An advertisement in Monday’s issue of the Ohio State University (OSU) student newspaper the Lantern touched off a controversy pitting what critics allege was an anti-Muslim bias against the rights of individuals to voice their opinions freely.
The ad’s top line read, in bold letters, “Where Are They Now?” and then listed former members of the national campus group Muslim Student Association (MSA) who’ve faced allegations of ties to terrorism. After the list, the ad carried a picture for a pamphlet called “Muslim Hate Groups On Campus” by Daniel Greenfield, which is on sale for $3 (or $1 a piece in bulk orders) from the David Horowitz Freedom Center. “All 10 individuals listed in the ad appear to have been linked to terrorism by authorities,” reported the Columbus Dispatch, “but they have not all been convicted of a crime.” One OSU student told the Dispatch there may have been some “bad apples” among former members of the MSA, which has been around since 1963 and likely boasts sizable membership alumni rolls.
Greenfield is a fellow at the Freedom Center, which purchased the ad and whose website Frontpage Magazine reproduced the ad in a blogpost. Horowitz and the Freedom Center have faced accusations of Islamophobia in the past, as in the Center for American Progress’s “Fear, Inc.” report.
OSU students and even the paper itself reacted to Monday’s Lantern ad. Jana Al-Akhras, an 18-year-old OSU student and MSA member, told the Columbus Dispatch:
I am offended not only as a Muslim or as a general-body member of the MSA, but as a member of the OSU community. We do not stand for discrimination, hate or intolerance here.
I am extremely disappointed in The Lantern for allowing this ad to run. It was paid for. It is not an op-ed, and they had every right to deny it as hate speech.
A faculty adviser for the Lantern told the dispatch that “the ad did not violate the policy” that ads must not denigrate individuals or groups.
The staff of the Lantern, in an editorial published Tuesday, disavowed responsibility for the ad, saying many staffers were unaware it was in the paper until they picked up their own copies. The editorial went on:
Our staff found the ad to be incredibly offensive and ignorant. We do not agree with the content of the ad and we are not happy that so many of our readers were hurt by its content.
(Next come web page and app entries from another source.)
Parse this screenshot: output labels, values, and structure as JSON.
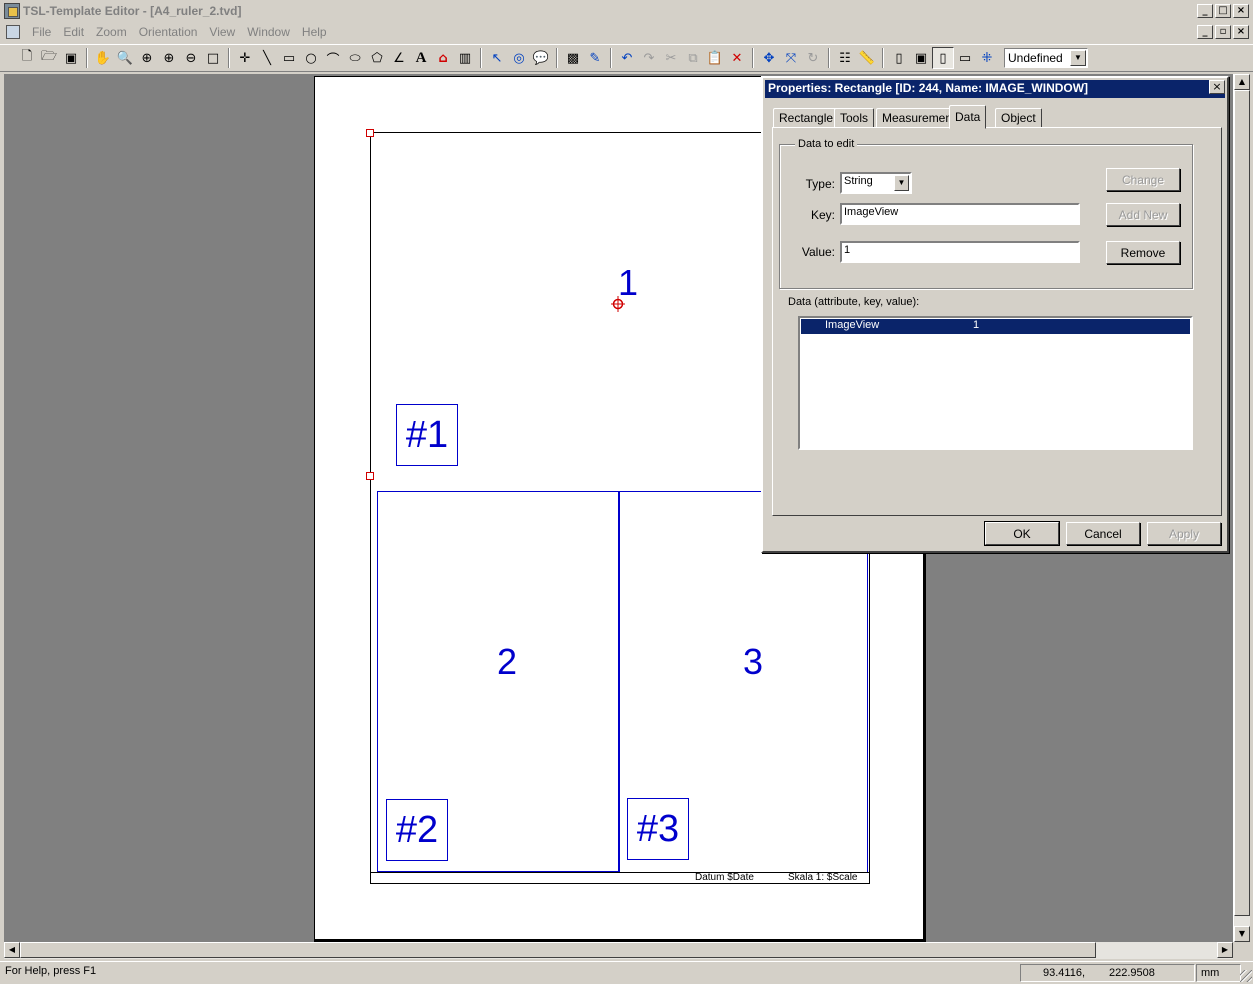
{
  "window": {
    "title": "TSL-Template Editor - [A4_ruler_2.tvd]",
    "buttons": [
      "_",
      "□",
      "×"
    ],
    "doc_buttons": [
      "_",
      "▫",
      "×"
    ]
  },
  "menu": [
    "File",
    "Edit",
    "Zoom",
    "Orientation",
    "View",
    "Window",
    "Help"
  ],
  "toolbar": {
    "zoom_value": "Undefined"
  },
  "canvas": {
    "region_1_number": "1",
    "region_2_number": "2",
    "region_3_number": "3",
    "tag_1": "#1",
    "tag_2": "#2",
    "tag_3": "#3",
    "footer_date": "Datum  $Date",
    "footer_scale": "Skala  1: $Scale"
  },
  "dialog": {
    "title": "Properties: Rectangle [ID: 244, Name: IMAGE_WINDOW]",
    "tabs": [
      "Rectangle",
      "Tools",
      "Measurement",
      "Data",
      "Object"
    ],
    "active_tab": "Data",
    "group_label": "Data to edit",
    "type_label": "Type:",
    "type_value": "String",
    "key_label": "Key:",
    "key_value": "ImageView",
    "value_label": "Value:",
    "value_value": "1",
    "change_button": "Change",
    "add_new_button": "Add New",
    "remove_button": "Remove",
    "list_label": "Data (attribute, key, value):",
    "rows": [
      {
        "key": "ImageView",
        "value": "1"
      }
    ],
    "ok_button": "OK",
    "cancel_button": "Cancel",
    "apply_button": "Apply"
  },
  "status": {
    "help_text": "For Help, press F1",
    "coord_x": "93.4116,",
    "coord_y": "222.9508",
    "unit": "mm"
  }
}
But we, as a staff, also hold the right to free speech near and dear to our hearts. Though we do not endorse or agree with the views in the ad, we do believe that Daniel Greenfield, the author of the pamphlet pictured in the ad, has a right to his opinions.
Another Muslim OSU student wrote Tuesday in a separate opinion piece on the Lantern’s website that “the majority of students overreacted over the ad.” Ayan Sheikh, a former Lantern editor who wrote that the “ad, without a doubt, is controversial and offensive to Muslims,” also cited the separation between the editorial content and the ad sales side of the paper, and said labeling the editorial staff “anti-Islam” was incorrect. Adding that Greenfield should enjoy the freedom of speech and lamenting the publicity for “his irrelevant and highly offensive $3 pamphlet,” Sheikh wrote: “If there’s someone we should all be mad at, it’s Daniel Greenfield who wrote the pamphlet, not The Lantern staff.”